MacNider Hall, Room 321
9:00 AM – 12:00 PM
Bondurant, Room G100
1:30 – 3:00 PM
MALDI-Imaging Mass-spectrometry (IMS) is a novel technique at the fore-front of imaging-based scientific research.
This technique allows the acquisition of “Molecular” images for any tissue based on the distribution of proteins, lipids or small molecules. With extensive application to basic and clinical research, IMS is becoming a powerful tool for diagnosis and for biomarker discovery. This conference will reunite world-leaders in IMS who will present their personal experiences on this field, including applications to basic and clinical sciences, both for diagnoses and biomarker discovery.

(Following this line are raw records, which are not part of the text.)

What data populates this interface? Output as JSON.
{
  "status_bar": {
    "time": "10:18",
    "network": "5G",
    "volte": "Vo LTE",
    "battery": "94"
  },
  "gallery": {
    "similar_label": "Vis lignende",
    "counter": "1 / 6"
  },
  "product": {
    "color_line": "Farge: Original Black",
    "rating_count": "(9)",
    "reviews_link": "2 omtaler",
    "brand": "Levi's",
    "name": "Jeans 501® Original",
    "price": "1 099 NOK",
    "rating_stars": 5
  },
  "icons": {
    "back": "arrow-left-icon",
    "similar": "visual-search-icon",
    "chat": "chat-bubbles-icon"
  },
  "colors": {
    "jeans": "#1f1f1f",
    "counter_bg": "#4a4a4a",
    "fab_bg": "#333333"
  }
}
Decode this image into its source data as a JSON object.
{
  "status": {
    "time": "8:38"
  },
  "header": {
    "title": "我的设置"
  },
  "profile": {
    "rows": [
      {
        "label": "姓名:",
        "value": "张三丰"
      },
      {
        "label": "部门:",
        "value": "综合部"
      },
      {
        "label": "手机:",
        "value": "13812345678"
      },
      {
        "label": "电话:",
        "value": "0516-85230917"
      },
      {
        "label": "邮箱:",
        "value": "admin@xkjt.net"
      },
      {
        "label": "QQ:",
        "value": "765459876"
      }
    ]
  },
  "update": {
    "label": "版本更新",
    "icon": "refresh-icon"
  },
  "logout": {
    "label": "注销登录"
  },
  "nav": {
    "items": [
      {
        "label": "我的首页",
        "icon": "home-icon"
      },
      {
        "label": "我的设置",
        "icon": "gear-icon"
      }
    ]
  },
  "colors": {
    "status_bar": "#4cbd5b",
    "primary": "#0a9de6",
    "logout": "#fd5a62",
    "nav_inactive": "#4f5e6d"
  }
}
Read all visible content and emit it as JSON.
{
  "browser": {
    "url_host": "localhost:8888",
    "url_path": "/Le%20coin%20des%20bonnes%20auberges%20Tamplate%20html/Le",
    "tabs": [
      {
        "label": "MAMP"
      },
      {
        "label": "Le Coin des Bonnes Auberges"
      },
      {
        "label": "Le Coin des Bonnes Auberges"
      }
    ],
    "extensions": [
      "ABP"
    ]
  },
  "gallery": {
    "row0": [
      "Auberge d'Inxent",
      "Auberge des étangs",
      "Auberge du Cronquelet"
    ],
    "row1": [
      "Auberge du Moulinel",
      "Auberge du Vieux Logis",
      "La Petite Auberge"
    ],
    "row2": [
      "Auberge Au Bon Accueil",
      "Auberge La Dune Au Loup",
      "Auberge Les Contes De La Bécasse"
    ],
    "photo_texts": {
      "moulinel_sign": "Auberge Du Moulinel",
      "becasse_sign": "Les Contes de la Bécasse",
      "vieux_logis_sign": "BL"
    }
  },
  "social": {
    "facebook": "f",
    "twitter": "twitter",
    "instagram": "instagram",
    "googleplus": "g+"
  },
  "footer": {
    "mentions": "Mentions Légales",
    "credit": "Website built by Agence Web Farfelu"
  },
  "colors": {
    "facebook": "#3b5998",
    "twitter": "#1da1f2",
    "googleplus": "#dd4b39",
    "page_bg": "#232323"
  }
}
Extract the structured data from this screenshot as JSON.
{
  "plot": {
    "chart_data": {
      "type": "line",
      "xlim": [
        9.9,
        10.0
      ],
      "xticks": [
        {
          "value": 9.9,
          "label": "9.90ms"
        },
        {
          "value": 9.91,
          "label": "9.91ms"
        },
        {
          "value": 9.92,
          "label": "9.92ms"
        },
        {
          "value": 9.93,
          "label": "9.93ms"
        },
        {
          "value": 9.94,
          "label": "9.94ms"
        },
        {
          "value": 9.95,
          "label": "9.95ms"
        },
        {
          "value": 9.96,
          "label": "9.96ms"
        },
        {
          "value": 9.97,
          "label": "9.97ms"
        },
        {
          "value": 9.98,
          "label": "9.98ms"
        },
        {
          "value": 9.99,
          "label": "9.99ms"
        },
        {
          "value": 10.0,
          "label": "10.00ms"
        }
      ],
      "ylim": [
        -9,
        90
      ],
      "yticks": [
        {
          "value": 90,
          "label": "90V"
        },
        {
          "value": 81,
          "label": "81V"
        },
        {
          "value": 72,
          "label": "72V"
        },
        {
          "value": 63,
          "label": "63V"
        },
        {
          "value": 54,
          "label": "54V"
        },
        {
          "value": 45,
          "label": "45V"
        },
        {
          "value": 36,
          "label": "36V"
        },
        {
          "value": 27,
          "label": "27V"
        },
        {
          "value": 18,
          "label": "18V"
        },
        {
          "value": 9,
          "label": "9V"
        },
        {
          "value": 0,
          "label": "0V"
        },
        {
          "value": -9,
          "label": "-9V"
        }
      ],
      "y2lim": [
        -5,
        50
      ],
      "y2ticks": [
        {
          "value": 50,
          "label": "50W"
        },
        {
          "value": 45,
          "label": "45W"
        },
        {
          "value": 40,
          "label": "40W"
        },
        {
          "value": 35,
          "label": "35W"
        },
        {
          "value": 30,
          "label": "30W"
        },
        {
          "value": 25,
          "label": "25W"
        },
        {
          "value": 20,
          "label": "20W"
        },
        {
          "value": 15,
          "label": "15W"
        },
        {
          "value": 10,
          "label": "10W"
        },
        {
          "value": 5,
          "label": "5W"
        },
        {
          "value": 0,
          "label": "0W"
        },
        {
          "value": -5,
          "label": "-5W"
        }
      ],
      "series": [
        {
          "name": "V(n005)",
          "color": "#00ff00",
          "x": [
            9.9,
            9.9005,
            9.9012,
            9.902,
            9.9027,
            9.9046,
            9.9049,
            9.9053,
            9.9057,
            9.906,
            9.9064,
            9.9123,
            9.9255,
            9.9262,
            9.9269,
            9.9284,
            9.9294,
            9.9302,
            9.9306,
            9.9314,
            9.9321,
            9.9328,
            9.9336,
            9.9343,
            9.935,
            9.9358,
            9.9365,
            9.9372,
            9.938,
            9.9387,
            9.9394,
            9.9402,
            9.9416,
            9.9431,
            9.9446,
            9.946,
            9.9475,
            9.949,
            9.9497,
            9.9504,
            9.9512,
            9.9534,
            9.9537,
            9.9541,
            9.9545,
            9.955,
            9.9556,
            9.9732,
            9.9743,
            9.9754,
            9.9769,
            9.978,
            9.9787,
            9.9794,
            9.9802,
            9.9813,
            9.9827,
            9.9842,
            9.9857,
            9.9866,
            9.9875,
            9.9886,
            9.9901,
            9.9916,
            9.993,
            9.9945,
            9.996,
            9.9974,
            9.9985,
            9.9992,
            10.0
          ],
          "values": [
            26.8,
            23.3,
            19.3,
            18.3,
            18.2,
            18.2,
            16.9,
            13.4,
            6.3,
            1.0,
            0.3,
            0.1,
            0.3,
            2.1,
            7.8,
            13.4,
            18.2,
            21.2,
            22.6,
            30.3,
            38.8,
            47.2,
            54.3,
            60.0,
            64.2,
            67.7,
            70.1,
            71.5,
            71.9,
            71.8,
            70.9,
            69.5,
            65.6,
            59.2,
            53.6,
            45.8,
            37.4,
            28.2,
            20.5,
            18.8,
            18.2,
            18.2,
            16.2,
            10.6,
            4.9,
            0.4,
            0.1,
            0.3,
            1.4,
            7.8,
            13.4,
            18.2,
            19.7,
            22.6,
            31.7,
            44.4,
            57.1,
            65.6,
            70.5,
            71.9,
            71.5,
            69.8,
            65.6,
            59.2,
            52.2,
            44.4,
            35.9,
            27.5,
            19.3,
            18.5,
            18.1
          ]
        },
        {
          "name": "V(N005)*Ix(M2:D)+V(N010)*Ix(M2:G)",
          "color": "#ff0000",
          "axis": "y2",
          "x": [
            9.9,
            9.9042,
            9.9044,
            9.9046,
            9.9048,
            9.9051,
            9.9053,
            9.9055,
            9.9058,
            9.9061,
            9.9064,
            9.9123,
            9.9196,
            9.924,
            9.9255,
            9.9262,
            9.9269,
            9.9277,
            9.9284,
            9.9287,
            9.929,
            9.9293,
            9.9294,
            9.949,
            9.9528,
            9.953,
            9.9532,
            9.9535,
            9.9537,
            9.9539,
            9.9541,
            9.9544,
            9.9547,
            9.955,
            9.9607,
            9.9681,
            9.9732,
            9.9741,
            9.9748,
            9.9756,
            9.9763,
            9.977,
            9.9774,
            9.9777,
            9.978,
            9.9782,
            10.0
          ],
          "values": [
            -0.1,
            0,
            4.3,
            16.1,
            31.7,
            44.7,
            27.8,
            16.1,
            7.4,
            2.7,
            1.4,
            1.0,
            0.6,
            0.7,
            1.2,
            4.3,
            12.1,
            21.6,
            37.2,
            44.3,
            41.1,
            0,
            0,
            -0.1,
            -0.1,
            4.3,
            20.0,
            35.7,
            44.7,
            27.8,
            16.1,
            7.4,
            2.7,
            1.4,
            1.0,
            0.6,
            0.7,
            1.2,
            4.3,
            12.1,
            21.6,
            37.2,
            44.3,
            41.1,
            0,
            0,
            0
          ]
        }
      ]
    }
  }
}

By attending this conference you will have the opportunity to know about the state of the art of IMS.
Scientists of all fields are welcome to attend. Special emphasis will be placed on the use of IMS for cancer research.
|9:00 AM||Sun Yong Jeong, Ph.D.
Systems Proteomics Center
University of North Carolina at Chapel Hill
"Current Visualization Techniques vs. MALDI-MS-based Tissue Imaging: Practical Applications to Visualize Protein Distribution on Mice Brain Tissues using Bruker UltraFlex"
|9:45 AM||Peggi Angel, PhD.
Department of Biochemistry, Vanderbilt University
Mass Spectrometry Research Center
"MALDI Imaging Mass Spectrometry of Lipids in Heart Valve Biology: From Small Animal Models to Humans"
|10:30 AM||Reid Groseclose, PhD.
GlaxoSmithKline (PTS – DMPK) - Biotransformation and Drug Discovery Group
Research Triangle Park
"Implementation of MALDI IMS into the Drug Development Workflow: Bridging Histology and Drug Tissue Distributions"
|11:15 AM||Lisa Cazares, Ph.D.
Eastern Virginia Medical School
Leroy T. Canoles Cancer Research Center
"Maldi tissue imaging Mass Spectrometry: Clinical applications for Disease Diagnosis and Prognosis"
|1:30 PM||Richard Caprioli, PhD.
Stanley Cohen Professor of Biochemistry
Professor Depts. of Chemistry, Pharmacology and Medicine
Director, Mass Spectrometry Research Center
Vanderbilt University School of Medicine
"Molecular Imaging of Intact Tissue Sections by Mass Spectrometry: Moving Beyond the Microscope"